C. Racial Disparities in Sentencing
African-American males are perpetually being incarcerated at an alarming rate, particularly young African-American males. As stated earlier, one study has determined that 1 in 4 African-American males between the ages of 20-29 is a participant in the criminal justice system, e.g., prison, jail, on probation or parole, whereas for white males in the same age group, the ratio is 1 in 16. Ironically, African-American males make up only 6% of the United States' population, yet make up approximately 44% of jail inmates. Moreover, the Federal Government reports that every young African-American male has a 50% chance of being incarcerated during his lifetime. Are these disparities attributable to African-American males committing more crimes, thus justifying incarceration at a higher rate than white males? Or is there a deeper explanation? There are a number of factors which impact the rate of incarceration of African-American males. Those factors admittedly include the type, kind, and number of criminal activities African-American males commit. However, racial disparities in sentencing practices and policies of the criminal justice system also contribute to the disproportionate number of African-American males in jail.
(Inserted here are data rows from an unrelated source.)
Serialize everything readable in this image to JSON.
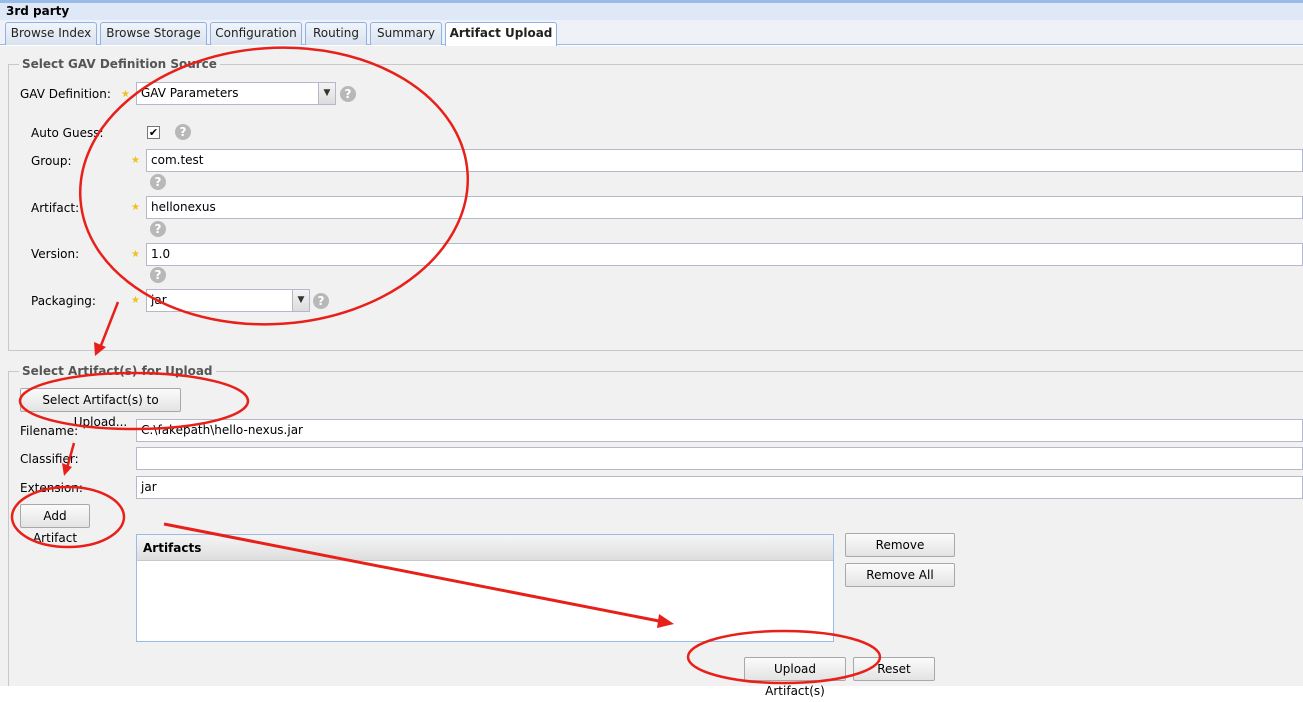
{
  "window": {
    "title": "3rd party"
  },
  "tabs": [
    {
      "label": "Browse Index"
    },
    {
      "label": "Browse Storage"
    },
    {
      "label": "Configuration"
    },
    {
      "label": "Routing"
    },
    {
      "label": "Summary"
    },
    {
      "label": "Artifact Upload",
      "active": true
    }
  ],
  "gav_section": {
    "legend": "Select GAV Definition Source",
    "gav_definition": {
      "label": "GAV Definition:",
      "value": "GAV Parameters"
    },
    "auto_guess": {
      "label": "Auto Guess:",
      "checked": true,
      "check_glyph": "✔"
    },
    "group": {
      "label": "Group:",
      "value": "com.test"
    },
    "artifact": {
      "label": "Artifact:",
      "value": "hellonexus"
    },
    "version": {
      "label": "Version:",
      "value": "1.0"
    },
    "packaging": {
      "label": "Packaging:",
      "value": "jar"
    }
  },
  "upload_section": {
    "legend": "Select Artifact(s) for Upload",
    "select_button": "Select Artifact(s) to Upload...",
    "filename": {
      "label": "Filename:",
      "value": "C:\\fakepath\\hello-nexus.jar"
    },
    "classifier": {
      "label": "Classifier:",
      "value": ""
    },
    "extension": {
      "label": "Extension:",
      "value": "jar"
    },
    "add_button": "Add Artifact",
    "artifacts_grid": {
      "header": "Artifacts",
      "rows": []
    },
    "remove_button": "Remove",
    "remove_all_button": "Remove All",
    "upload_button": "Upload Artifact(s)",
    "reset_button": "Reset"
  },
  "icons": {
    "required": "required-star-icon",
    "help": "help-question-icon",
    "help_glyph": "?",
    "dropdown_glyph": "▼",
    "required_glyph": "★"
  },
  "annotation_color": "#e8201a"
}
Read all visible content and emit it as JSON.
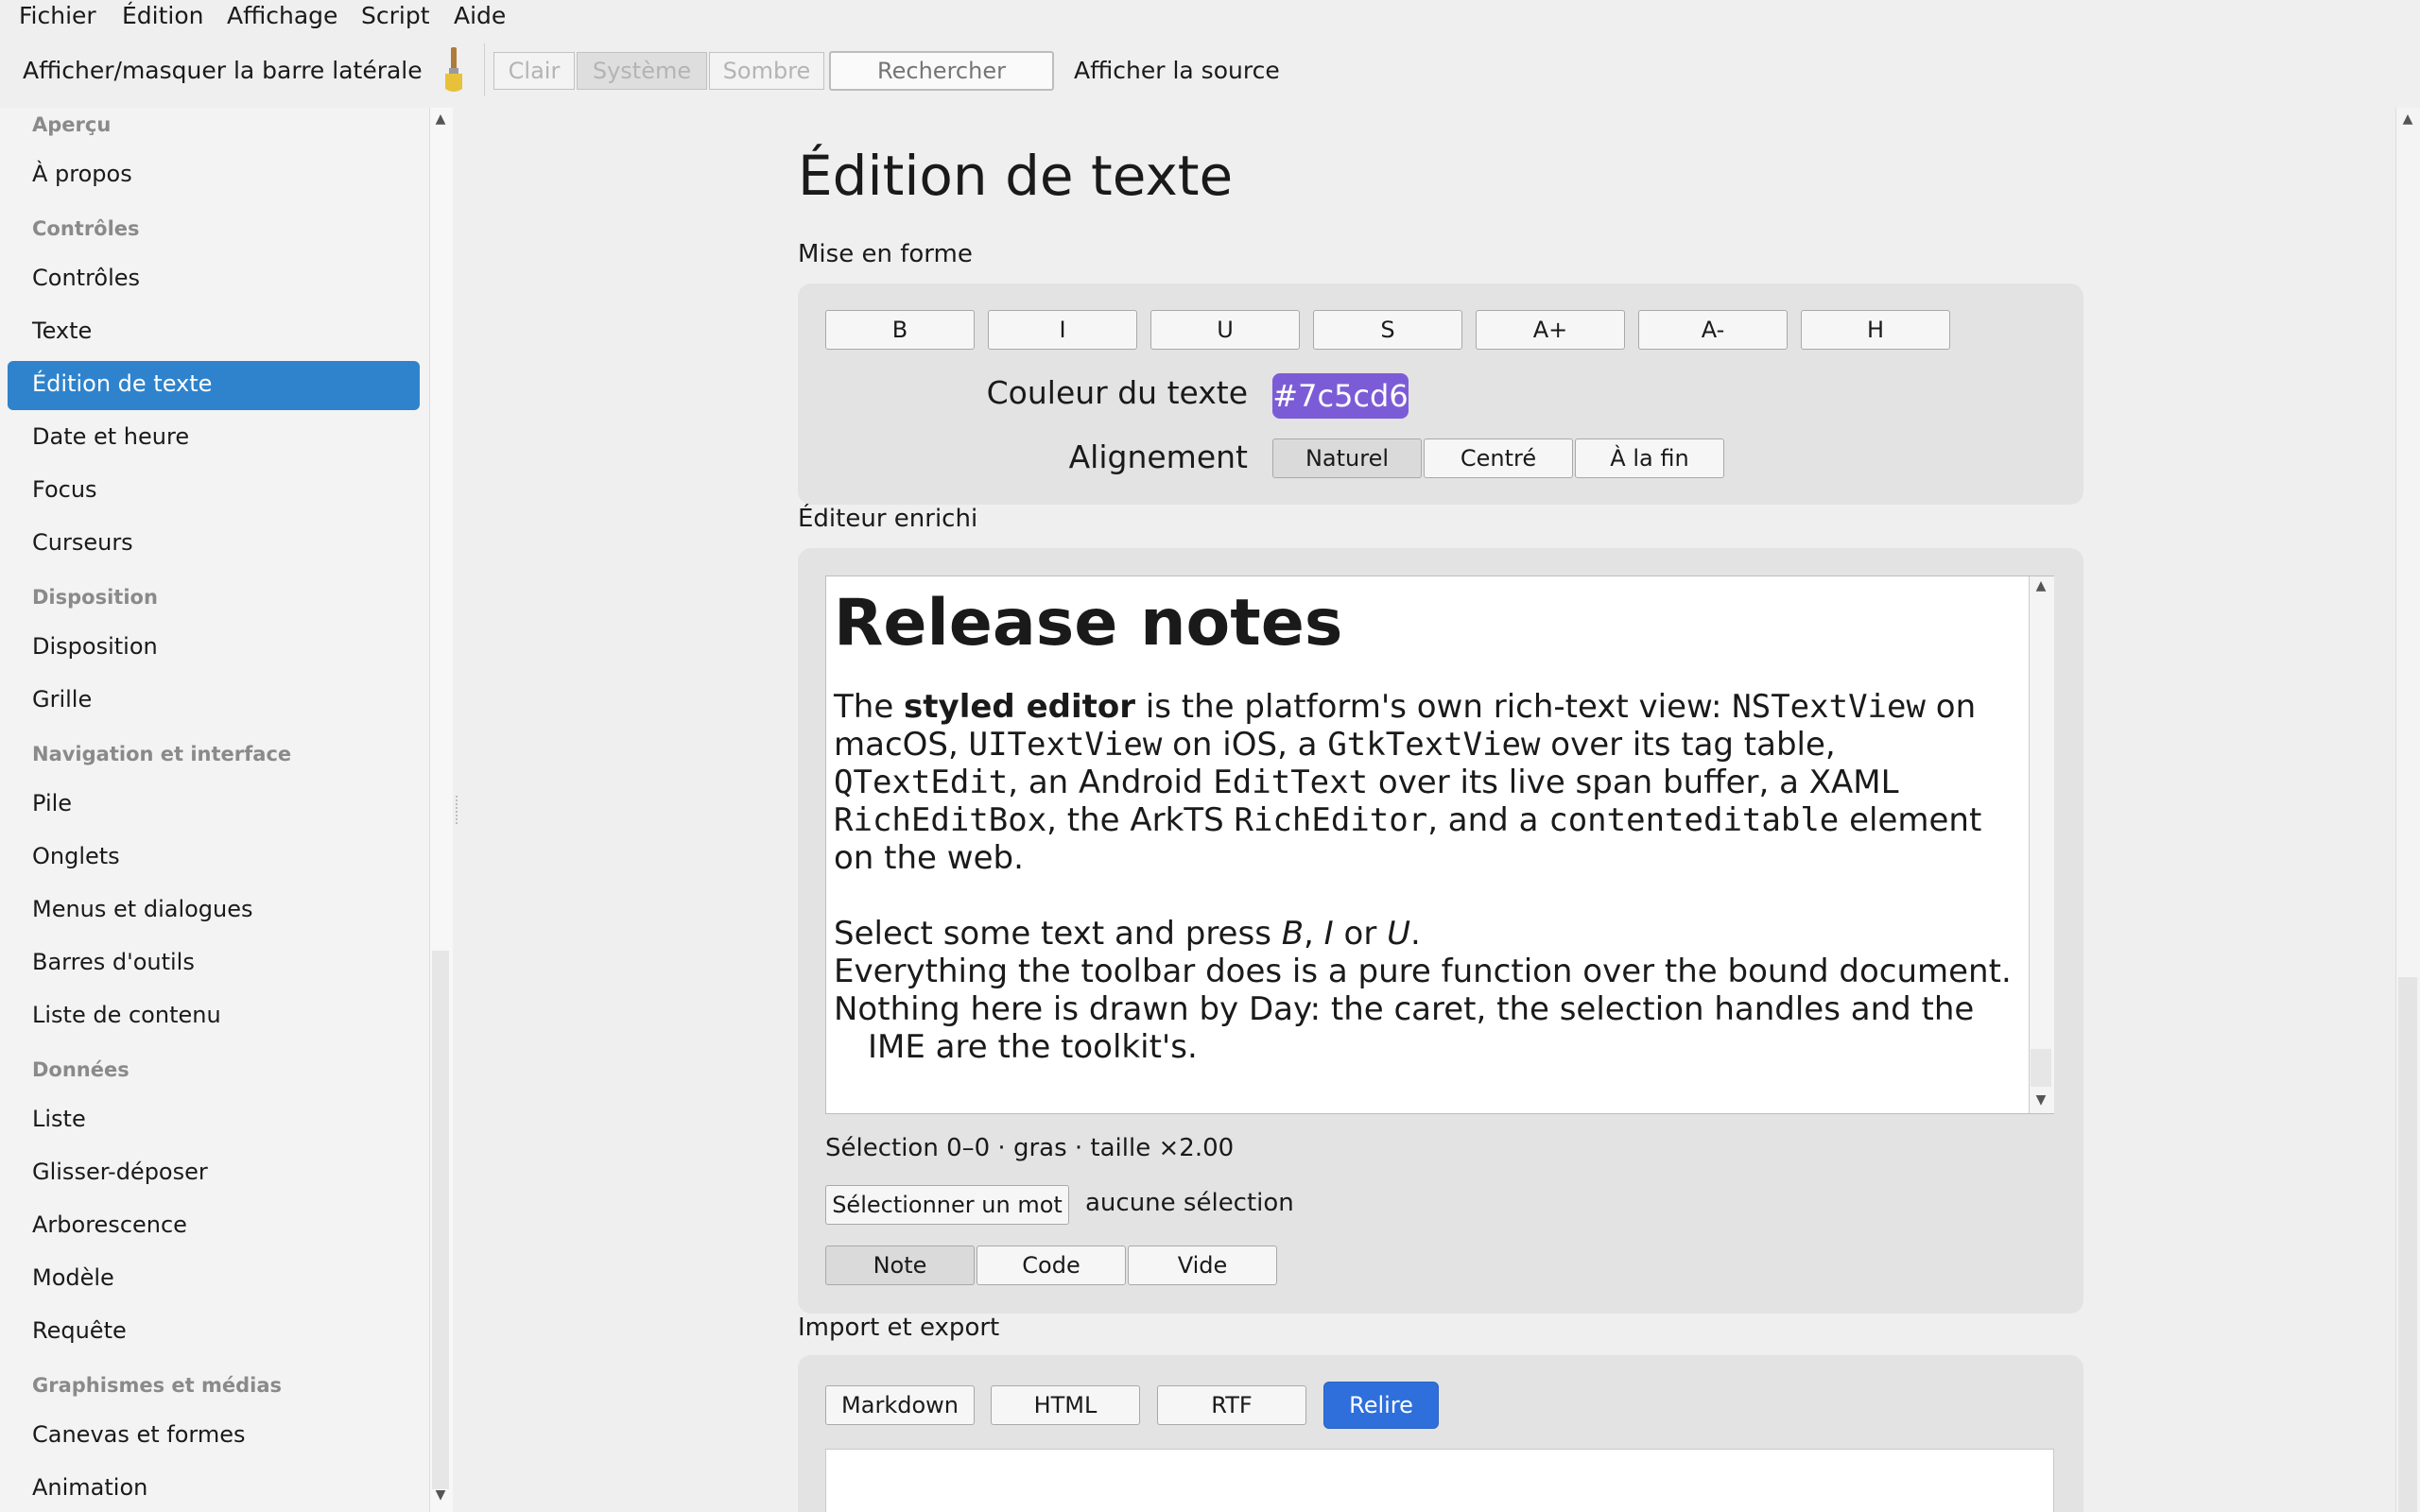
{
  "menubar": {
    "items": [
      "Fichier",
      "Édition",
      "Affichage",
      "Script",
      "Aide"
    ]
  },
  "toolbar": {
    "toggle_sidebar_label": "Afficher/masquer la barre latérale",
    "brush_icon": "paintbrush-icon",
    "theme_buttons": [
      "Clair",
      "Système",
      "Sombre"
    ],
    "theme_selected": "Système",
    "search_placeholder": "Rechercher",
    "view_source_label": "Afficher la source"
  },
  "sidebar": {
    "sections": [
      {
        "header": "Aperçu",
        "items": [
          "À propos"
        ]
      },
      {
        "header": "Contrôles",
        "items": [
          "Contrôles",
          "Texte",
          "Édition de texte",
          "Date et heure",
          "Focus",
          "Curseurs"
        ]
      },
      {
        "header": "Disposition",
        "items": [
          "Disposition",
          "Grille"
        ]
      },
      {
        "header": "Navigation et interface",
        "items": [
          "Pile",
          "Onglets",
          "Menus et dialogues",
          "Barres d'outils",
          "Liste de contenu"
        ]
      },
      {
        "header": "Données",
        "items": [
          "Liste",
          "Glisser-déposer",
          "Arborescence",
          "Modèle",
          "Requête"
        ]
      },
      {
        "header": "Graphismes et médias",
        "items": [
          "Canevas et formes",
          "Animation"
        ]
      }
    ],
    "selected": "Édition de texte"
  },
  "main": {
    "title": "Édition de texte",
    "formatting": {
      "label": "Mise en forme",
      "buttons": [
        "B",
        "I",
        "U",
        "S",
        "A+",
        "A-",
        "H"
      ],
      "text_color_label": "Couleur du texte",
      "text_color_value": "#7c5cd6",
      "alignment_label": "Alignement",
      "alignment_options": [
        "Naturel",
        "Centré",
        "À la fin"
      ],
      "alignment_selected": "Naturel"
    },
    "rich_editor": {
      "label": "Éditeur enrichi",
      "heading": "Release notes",
      "p1": {
        "t1": "The ",
        "b1": "styled editor",
        "t2": " is the platform's own rich-text view: ",
        "c1": "NSTextView",
        "t3": " on macOS, ",
        "c2": "UITextView",
        "t4": " on iOS, a ",
        "c3": "GtkTextView",
        "t5": " over its tag table, ",
        "c4": "QTextEdit",
        "t6": ", an Android ",
        "c5": "EditText",
        "t7": " over its live span buffer, a XAML ",
        "c6": "RichEditBox",
        "t8": ", the ArkTS ",
        "c7": "RichEditor",
        "t9": ", and a ",
        "c8": "contenteditable",
        "t10": " element on the web."
      },
      "p2": {
        "t1": "Select some text and press ",
        "i1": "B",
        "t2": ", ",
        "i2": "I",
        "t3": " or ",
        "i3": "U",
        "t4": ".",
        "line2": "Everything the toolbar does is a pure function over the bound document.",
        "line3": "Nothing here is drawn by Day: the caret, the selection handles and the",
        "line4": "IME are the toolkit's."
      },
      "status": "Sélection 0–0 · gras · taille ×2.00",
      "select_word_button": "Sélectionner un mot",
      "selection_text": "aucune sélection",
      "presets": [
        "Note",
        "Code",
        "Vide"
      ],
      "preset_selected": "Note"
    },
    "import_export": {
      "label": "Import et export",
      "buttons": [
        "Markdown",
        "HTML",
        "RTF"
      ],
      "reload_button": "Relire"
    }
  },
  "colors": {
    "accent": "#2f83cc",
    "primary_button": "#2e6fdc",
    "text_color_swatch": "#7c5cd6"
  }
}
A number of studies suggest that African-American defendants are more likely to be incarcerated and receive more severe penalties when the victims and the judge are white. Even more shocking is a study conducted by the Federal Judicial Center which reported that, in 1990, blacks received an average of 49% higher sentences than whites in cases involving drug trafficking with possession of a firearm. In 1984, the average sentence for blacks was 28% higher than the average sentence for whites. Similarly, the median sentences for African-American males in state prisons are longer than for white prisoners who also committed violent and drug-related crimes.
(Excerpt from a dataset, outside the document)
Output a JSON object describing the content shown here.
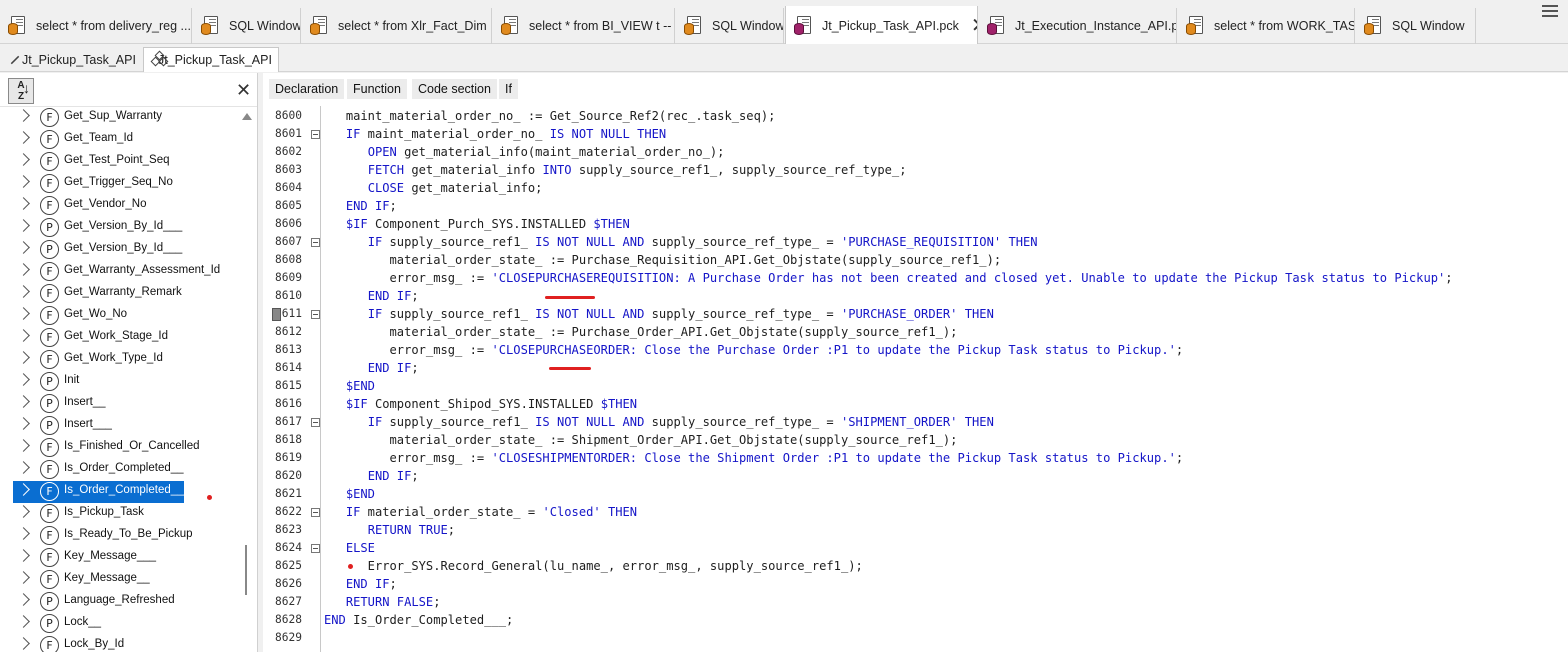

In 1984, Congress enacted the Sentencing Reform Act of 1984, which established the United States Sentencing Commission (“Sentencing Commission”). The Sentencing Commission was delegated with authority to promulgate sentencing guidelines for federal courts. In 1987, the Sentencing Commission promulgated the Federal Sentencing Guidelines (“Sentencing Guidelines”), in part, to eliminate racial disparity in sentencing. To accomplish this goal, most of the judges' discretion in sentencing was removed. In its place, the guidelines established minimum sentences for certain offenses.
Approximately five years later, the U.S. General Accounting Office (“GAO”) issued a report indicating that due to “data limitation . . . [it is] impossible to know how effective the Federal Sentencing Guidelines . . . have been in reducing racial and other disparities in the sentences given to similar offenders for similar crimes.” The GAO report, however, indicates that in some areas of the Sentencing Guidelines there are still disparities in sentencing between blacks and whites for the same offense. Further, the GAO report suggests that the way prosecutors plea-bargain with defendants may adversely impact blacks and interfere with the Sentencing Commission's mission of eliminating disparity based on race.
In 1993, the Justice Department released a report which examined whether there were racial and ethnic disparities imposed on federal offenders before and after the guidelines became fully effective. The study found in part that:
During 1986-1988, before full implementation of sentencing guidelines, white, black and Hispanic offenders received similar sentences, on average, in [f]ederal district courts.
Among [f]ederal offenders sentenced under guidelines from January 20, 1989 to June 30, 1990, there were substantial aggregate differences in sentences imposed on white, black, and Hispanic offenders.
During this period, 85% of Hispanic offenders and 78% of black offenders were sentenced to imprisonment, compared with 72% of white offenders.
On average, black offenders sentenced to prison during this period had imposed sentences that were 41% longer than for whites (21 months longer).
A number of states are also researching whether there are racial disparities in state court sentencing. For example, the Minnesota Sentencing Guideline Commission reported that during the 1980's, the number of blacks arrested for narcotics rose by 500%, while the arrest rate for whites for the same offenses rose 30%. This disparity in arrest rates between blacks and whites correlates to a disparity between sentences given to blacks and whites by the courts. The Minnesota Commission also reported the following number of offenders sentenced for felony convictions: “Between 1981 and 1991, the number of cases increased 42% for whites; 53% for American Indians; 204% for African Americans; and 388% for other races. Over half of the increase for African-Americans has occurred since 1987.”
There have been a number of constitutional challenges in court to various provisions of the Sentencing Guidelines, particularly the provision which requires a much stiffer penalty for crack cocaine versus powder cocaine. More blacks are charged with possession of crack cocaine than powder cocaine. This leads to blacks being incarcerated more often and receiving greater penalties. In United States v. Majied, a federal district court deviated from the Sentencing Guidelines because young African-American males were disproportionately impacted by the requirement that they receive a harsher sentence for distribution and possession of crack cocaine. On appeal, the Eighth Circuit vacated the lower court's decision to impose a lesser sentence than was mandated by the Sentencing Guidelines. Even though the courts recognize that blacks are disproportionately impacted by the Sentencing Guidelines, they nevertheless have refused to find any provision of the statute unconstitutional.